▸ **Records supplied**
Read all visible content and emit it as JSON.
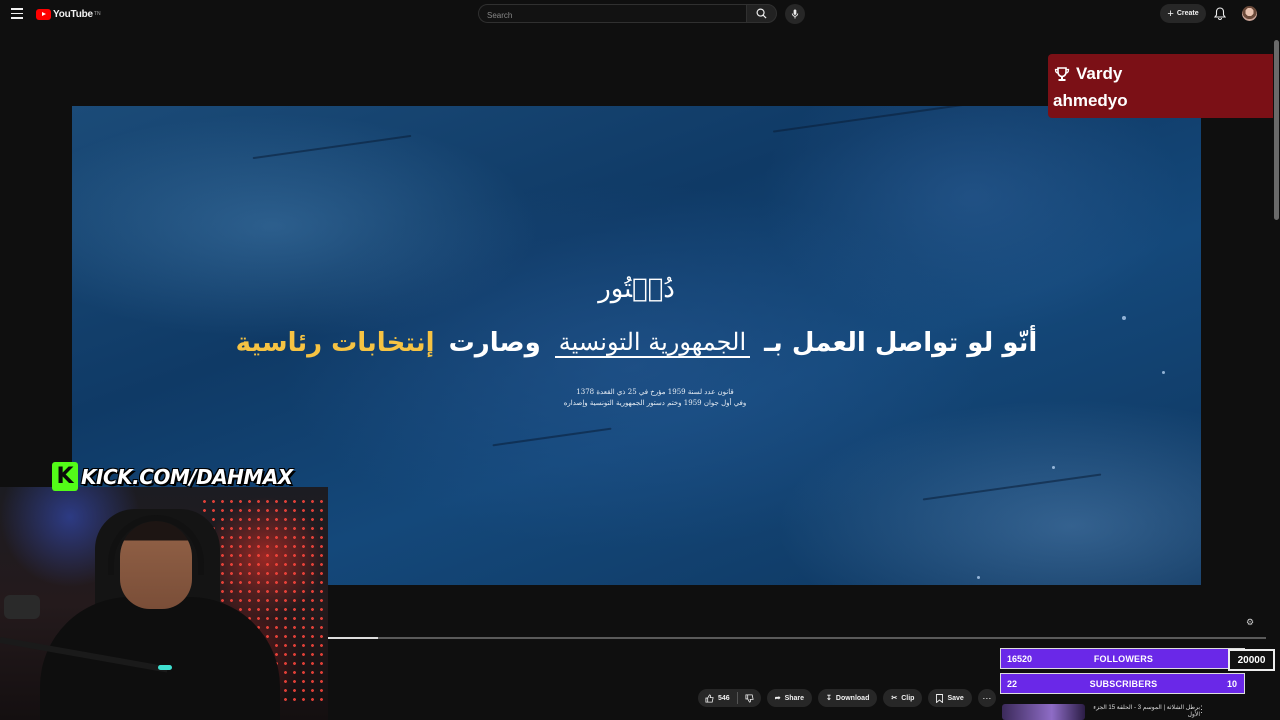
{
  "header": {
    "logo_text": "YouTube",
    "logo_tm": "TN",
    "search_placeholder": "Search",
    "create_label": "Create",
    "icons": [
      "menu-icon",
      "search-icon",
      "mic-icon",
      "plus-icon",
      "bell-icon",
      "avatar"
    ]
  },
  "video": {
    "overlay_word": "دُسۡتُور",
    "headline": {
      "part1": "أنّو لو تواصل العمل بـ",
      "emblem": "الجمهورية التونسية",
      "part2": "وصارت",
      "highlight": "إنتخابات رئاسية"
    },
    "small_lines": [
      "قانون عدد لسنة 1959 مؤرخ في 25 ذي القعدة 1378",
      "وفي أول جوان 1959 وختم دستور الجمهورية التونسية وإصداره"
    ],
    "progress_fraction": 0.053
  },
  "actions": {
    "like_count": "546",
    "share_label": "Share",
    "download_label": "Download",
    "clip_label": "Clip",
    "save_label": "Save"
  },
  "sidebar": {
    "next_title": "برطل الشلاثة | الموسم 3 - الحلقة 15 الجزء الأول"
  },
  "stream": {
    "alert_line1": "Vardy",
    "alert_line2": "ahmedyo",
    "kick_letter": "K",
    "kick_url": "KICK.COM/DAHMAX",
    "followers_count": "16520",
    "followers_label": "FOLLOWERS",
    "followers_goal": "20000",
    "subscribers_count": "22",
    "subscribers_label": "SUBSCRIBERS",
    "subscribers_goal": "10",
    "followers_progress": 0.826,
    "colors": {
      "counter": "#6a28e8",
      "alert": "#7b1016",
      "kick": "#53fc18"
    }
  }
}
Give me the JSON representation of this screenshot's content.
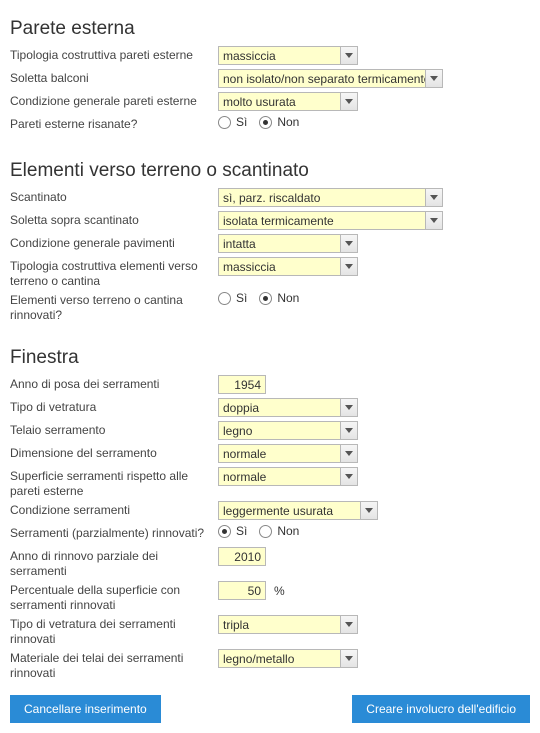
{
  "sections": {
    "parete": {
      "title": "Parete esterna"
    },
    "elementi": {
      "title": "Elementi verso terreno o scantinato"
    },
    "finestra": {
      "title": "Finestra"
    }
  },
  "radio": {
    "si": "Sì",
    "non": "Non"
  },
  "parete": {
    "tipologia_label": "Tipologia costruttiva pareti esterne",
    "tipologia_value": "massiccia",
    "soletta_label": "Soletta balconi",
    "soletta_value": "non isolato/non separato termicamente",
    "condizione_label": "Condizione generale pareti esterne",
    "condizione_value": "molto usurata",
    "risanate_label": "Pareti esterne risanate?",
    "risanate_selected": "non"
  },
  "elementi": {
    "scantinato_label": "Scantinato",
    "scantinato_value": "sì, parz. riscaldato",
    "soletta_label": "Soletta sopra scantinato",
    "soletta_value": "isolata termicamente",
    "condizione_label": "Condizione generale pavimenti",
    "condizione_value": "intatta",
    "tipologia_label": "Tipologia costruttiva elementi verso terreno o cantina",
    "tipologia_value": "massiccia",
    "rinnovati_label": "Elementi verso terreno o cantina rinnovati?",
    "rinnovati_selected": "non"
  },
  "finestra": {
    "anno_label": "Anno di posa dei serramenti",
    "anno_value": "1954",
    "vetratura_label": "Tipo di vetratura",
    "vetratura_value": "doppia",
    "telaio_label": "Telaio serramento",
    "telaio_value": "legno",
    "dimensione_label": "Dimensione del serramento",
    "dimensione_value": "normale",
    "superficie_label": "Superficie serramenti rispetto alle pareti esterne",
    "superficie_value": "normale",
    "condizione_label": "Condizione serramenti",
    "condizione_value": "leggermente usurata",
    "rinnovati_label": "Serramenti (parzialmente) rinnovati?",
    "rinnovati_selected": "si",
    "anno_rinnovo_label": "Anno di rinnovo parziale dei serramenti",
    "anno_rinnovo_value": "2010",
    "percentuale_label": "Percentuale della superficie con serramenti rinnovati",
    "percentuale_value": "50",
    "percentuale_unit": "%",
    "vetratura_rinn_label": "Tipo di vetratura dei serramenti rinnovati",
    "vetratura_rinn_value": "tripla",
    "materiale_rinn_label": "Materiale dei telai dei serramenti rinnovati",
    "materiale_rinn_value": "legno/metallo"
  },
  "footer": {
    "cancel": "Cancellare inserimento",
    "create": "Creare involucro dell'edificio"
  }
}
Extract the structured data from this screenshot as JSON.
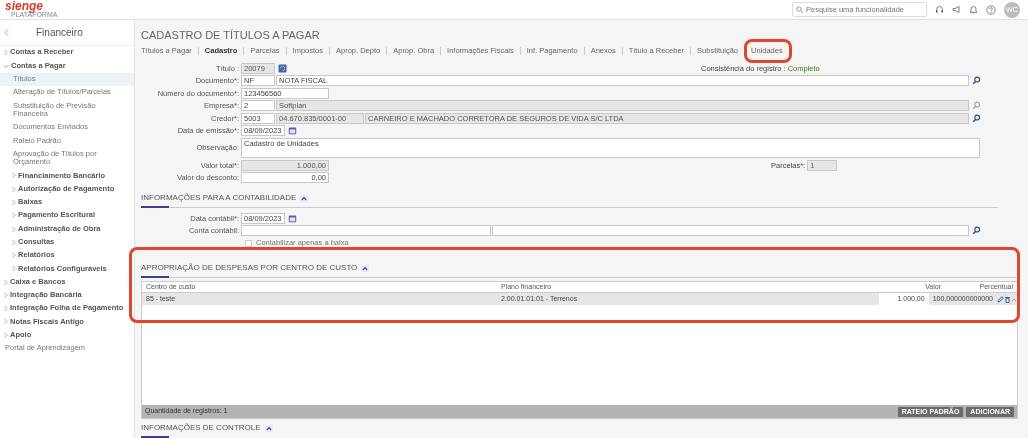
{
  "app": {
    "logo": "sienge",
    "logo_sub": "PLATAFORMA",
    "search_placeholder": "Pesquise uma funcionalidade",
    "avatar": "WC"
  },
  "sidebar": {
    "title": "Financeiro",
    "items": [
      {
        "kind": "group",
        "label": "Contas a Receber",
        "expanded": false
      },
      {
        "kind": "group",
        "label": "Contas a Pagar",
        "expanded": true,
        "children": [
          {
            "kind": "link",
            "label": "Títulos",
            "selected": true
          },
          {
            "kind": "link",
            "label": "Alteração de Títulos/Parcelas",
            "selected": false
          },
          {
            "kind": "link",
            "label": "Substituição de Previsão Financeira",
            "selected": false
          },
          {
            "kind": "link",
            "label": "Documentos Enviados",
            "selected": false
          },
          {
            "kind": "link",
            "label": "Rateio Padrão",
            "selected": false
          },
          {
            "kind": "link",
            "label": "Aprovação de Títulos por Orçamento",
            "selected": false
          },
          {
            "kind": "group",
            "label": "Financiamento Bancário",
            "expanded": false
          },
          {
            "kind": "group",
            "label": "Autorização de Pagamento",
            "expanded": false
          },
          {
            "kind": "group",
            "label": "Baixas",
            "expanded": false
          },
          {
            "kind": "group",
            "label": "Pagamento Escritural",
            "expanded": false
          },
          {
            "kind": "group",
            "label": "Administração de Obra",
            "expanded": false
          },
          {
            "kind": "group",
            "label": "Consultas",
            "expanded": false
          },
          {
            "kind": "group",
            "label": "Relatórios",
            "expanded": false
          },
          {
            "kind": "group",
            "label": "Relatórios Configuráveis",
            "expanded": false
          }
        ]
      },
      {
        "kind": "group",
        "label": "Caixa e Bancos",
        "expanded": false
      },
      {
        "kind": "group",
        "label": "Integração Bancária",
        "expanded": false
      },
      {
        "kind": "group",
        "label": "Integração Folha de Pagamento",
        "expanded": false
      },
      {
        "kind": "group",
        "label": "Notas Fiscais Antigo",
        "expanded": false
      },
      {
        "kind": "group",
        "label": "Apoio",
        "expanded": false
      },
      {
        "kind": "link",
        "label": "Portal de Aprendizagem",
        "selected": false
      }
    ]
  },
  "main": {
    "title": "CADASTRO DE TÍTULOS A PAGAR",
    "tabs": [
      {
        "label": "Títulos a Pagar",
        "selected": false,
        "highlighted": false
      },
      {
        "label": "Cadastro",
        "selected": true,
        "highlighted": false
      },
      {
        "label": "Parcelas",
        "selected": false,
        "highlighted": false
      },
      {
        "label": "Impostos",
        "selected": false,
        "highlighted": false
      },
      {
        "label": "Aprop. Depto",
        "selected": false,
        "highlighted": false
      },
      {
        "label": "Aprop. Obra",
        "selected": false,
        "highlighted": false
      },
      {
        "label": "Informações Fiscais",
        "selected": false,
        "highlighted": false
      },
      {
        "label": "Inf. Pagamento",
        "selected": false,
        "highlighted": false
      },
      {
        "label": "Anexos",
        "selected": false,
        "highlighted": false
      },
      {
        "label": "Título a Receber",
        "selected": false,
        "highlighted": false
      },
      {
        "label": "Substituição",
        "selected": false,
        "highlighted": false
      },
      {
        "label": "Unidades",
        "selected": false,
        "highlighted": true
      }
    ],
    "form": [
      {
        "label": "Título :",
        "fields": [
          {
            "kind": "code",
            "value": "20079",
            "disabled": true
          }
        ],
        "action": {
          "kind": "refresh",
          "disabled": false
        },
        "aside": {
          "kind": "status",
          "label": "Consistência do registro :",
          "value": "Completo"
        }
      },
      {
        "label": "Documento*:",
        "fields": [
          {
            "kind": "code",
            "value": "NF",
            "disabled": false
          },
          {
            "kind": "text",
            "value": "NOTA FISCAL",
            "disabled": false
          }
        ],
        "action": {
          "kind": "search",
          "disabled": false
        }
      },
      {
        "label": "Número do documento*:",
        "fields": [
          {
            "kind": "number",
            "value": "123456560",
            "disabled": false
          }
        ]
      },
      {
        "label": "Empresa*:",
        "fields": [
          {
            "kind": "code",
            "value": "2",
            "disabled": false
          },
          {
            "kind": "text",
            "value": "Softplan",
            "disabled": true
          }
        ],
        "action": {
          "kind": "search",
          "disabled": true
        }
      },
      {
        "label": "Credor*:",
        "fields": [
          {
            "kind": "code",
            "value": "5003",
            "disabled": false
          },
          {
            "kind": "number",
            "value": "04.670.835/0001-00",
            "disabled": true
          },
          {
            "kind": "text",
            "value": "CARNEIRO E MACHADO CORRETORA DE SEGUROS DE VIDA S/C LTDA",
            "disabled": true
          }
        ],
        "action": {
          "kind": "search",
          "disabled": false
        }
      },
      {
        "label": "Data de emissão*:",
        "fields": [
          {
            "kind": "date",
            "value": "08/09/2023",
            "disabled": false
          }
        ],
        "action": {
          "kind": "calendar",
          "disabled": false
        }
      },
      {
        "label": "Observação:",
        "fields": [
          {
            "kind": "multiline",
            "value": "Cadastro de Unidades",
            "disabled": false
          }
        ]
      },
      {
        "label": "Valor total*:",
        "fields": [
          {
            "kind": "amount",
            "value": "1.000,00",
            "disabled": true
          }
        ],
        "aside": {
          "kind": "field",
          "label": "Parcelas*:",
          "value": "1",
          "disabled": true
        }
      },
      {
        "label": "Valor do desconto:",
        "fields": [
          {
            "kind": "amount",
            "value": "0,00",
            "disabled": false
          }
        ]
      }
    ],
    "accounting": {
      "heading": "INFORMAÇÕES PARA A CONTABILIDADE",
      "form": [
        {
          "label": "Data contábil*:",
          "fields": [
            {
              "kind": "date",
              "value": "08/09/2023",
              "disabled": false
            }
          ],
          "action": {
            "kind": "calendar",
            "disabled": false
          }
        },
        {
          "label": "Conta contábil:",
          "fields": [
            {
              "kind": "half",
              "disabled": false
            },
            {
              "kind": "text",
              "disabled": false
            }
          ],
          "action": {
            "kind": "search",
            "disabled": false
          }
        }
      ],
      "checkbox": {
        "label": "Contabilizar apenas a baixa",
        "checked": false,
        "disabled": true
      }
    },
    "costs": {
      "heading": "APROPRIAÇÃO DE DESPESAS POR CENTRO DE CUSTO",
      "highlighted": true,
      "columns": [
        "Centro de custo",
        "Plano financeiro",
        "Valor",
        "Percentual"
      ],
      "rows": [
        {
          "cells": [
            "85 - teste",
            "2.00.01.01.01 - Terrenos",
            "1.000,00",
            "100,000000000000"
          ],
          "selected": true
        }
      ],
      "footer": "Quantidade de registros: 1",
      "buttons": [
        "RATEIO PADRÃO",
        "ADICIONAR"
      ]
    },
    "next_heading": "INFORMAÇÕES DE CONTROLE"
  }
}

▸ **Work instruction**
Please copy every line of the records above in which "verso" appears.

▸ **Reply to the exercise**
      "title": "Elementi verso terreno o scantinato"
    "tipologia_label": "Tipologia costruttiva elementi verso terreno o cantina",
    "rinnovati_label": "Elementi verso terreno o cantina rinnovati?",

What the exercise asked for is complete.